I was lucky enough to receive a copy of the French edition as well, so I was able to compare the translation to the original. It's a faithful translation, with differences mostly to account for word play and idioms that don't make as much sense in English. The translation isn't clunky, however, and the characters come through with personalities intact. The physical U.S. copy I received is hardcover, with a red dustjacket illustrated in the style we recognize as toile. The French edition is softcover, with jacket flaps that hold cameo illustrations of several book characters. I love that detail, so I was excited to see those in the inside pages of the U.S. edition. Some of the inside details are different, but the meaning stays the same. We get a glorious map, a list of characters, some of the Mortal Code and social structure, etc.
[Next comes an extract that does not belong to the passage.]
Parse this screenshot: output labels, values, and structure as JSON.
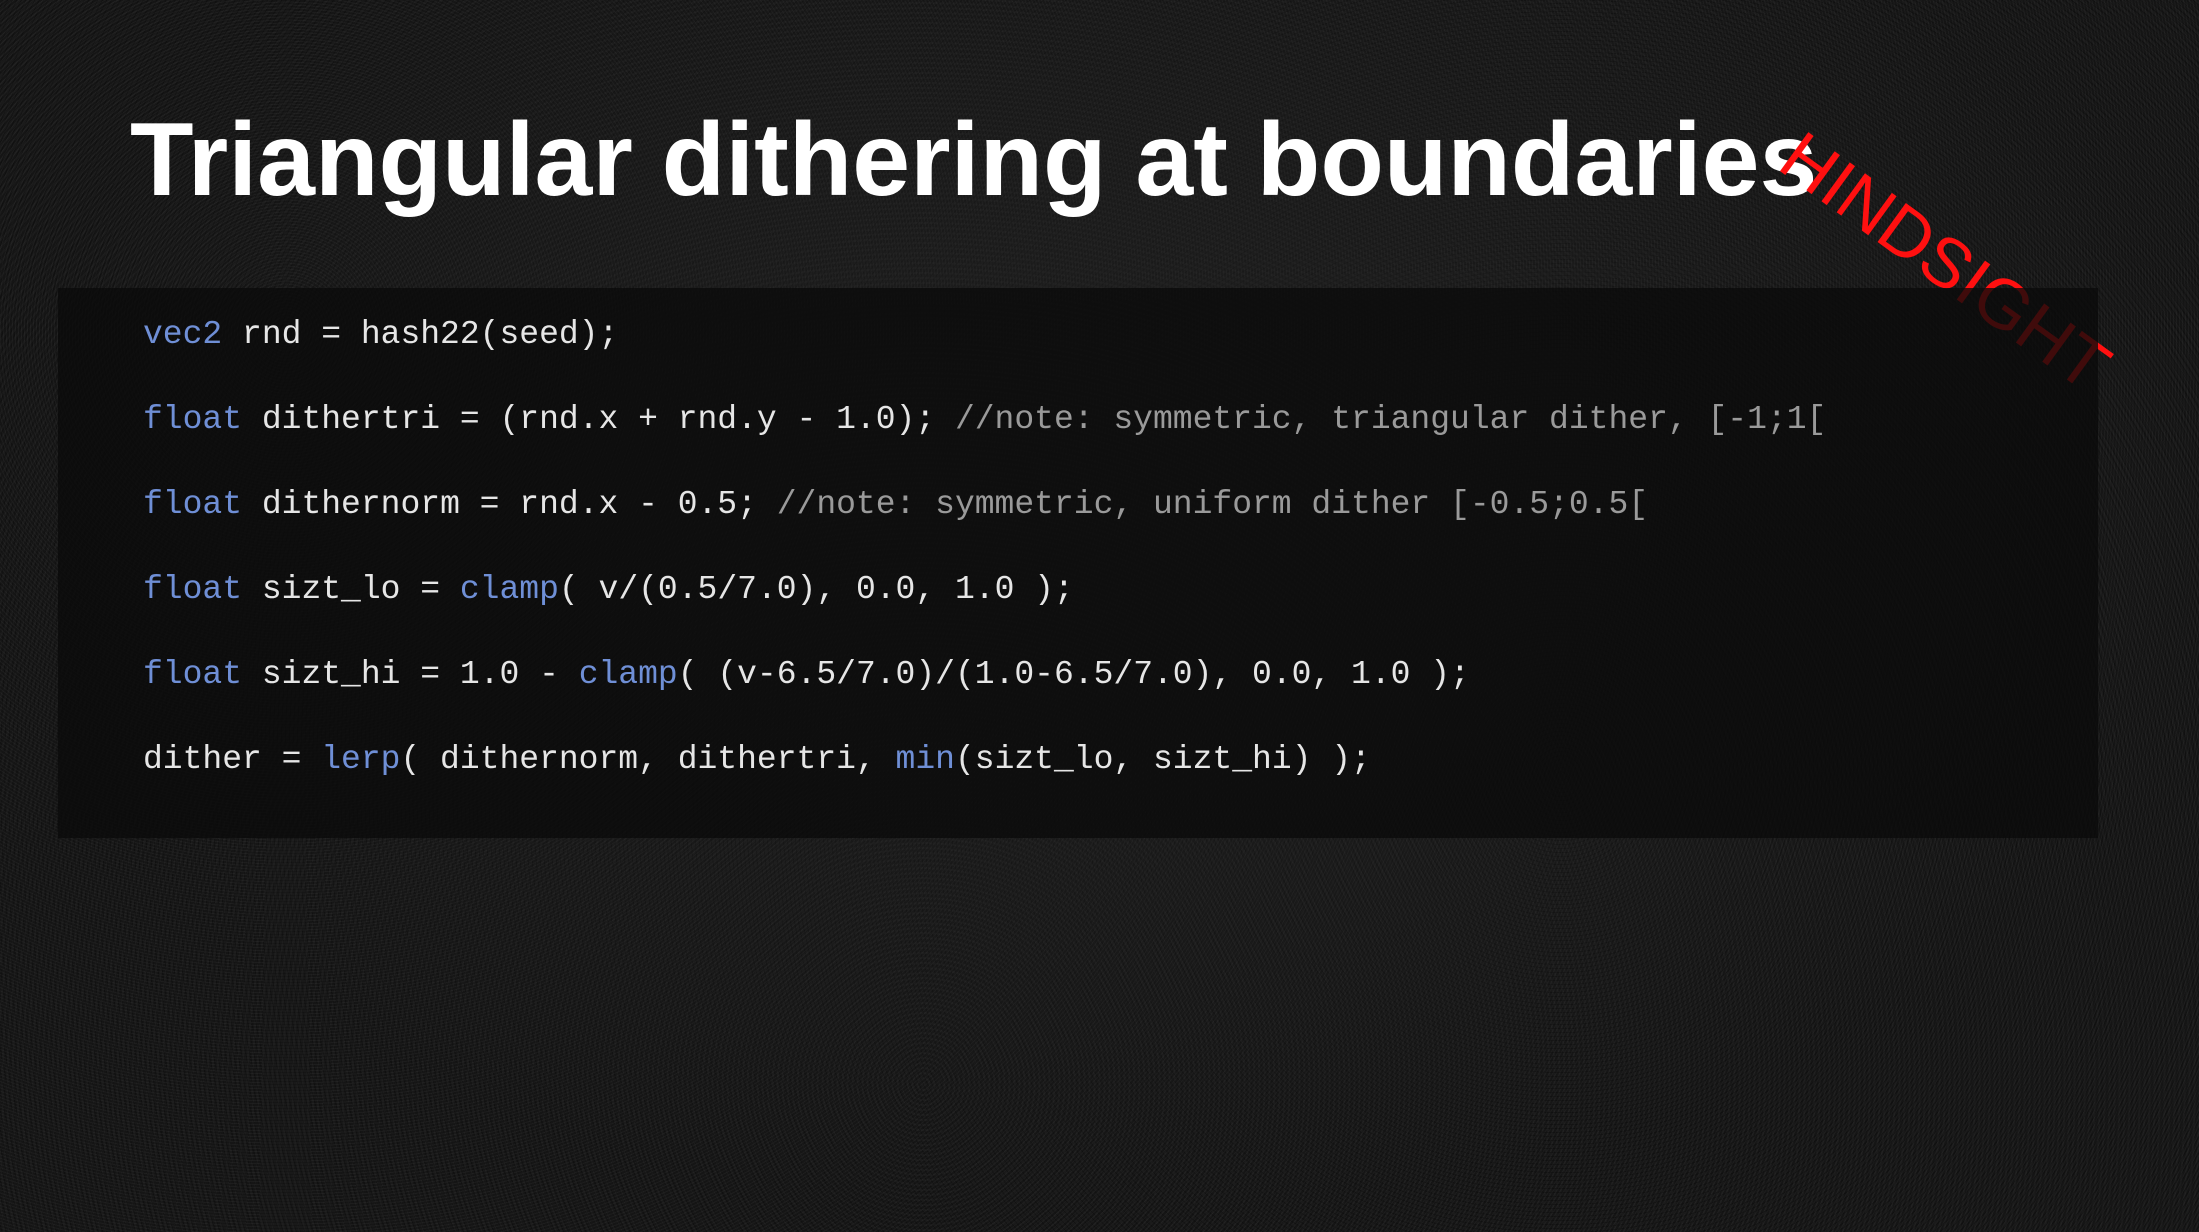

The U.S. version also has bats! Photos below.
The Vampyria series was originally published in France and was translated by Françoise Bui for the U.S. release.
You can pick up a copy at Amazon. It's currently in Kindle Unlimited with Whispersync. I haven't listened to the audiobook, but it's narrated by Carlotta Brentan, who did the excellent voice and accent work in that audio versions of Diana Biller's last two novels.
Photos from the U.S. edition, with French original following: